------ Input data

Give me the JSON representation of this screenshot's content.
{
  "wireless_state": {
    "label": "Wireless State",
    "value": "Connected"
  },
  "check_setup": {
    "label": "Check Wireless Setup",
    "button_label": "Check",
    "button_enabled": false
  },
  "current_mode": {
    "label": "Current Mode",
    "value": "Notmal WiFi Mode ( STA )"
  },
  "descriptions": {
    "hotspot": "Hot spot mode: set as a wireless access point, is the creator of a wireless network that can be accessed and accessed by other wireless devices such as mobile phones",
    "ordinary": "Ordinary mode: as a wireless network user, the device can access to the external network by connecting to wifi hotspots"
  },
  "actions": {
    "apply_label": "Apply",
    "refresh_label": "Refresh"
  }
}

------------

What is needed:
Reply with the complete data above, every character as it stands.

Exercise output:
Give me the JSON representation of this screenshot's content.
{
  "wireless_state": {
    "label": "Wireless State",
    "value": "Connected"
  },
  "check_setup": {
    "label": "Check Wireless Setup",
    "button_label": "Check",
    "button_enabled": false
  },
  "current_mode": {
    "label": "Current Mode",
    "value": "Notmal WiFi Mode ( STA )"
  },
  "descriptions": {
    "hotspot": "Hot spot mode: set as a wireless access point, is the creator of a wireless network that can be accessed and accessed by other wireless devices such as mobile phones",
    "ordinary": "Ordinary mode: as a wireless network user, the device can access to the external network by connecting to wifi hotspots"
  },
  "actions": {
    "apply_label": "Apply",
    "refresh_label": "Refresh"
  }
}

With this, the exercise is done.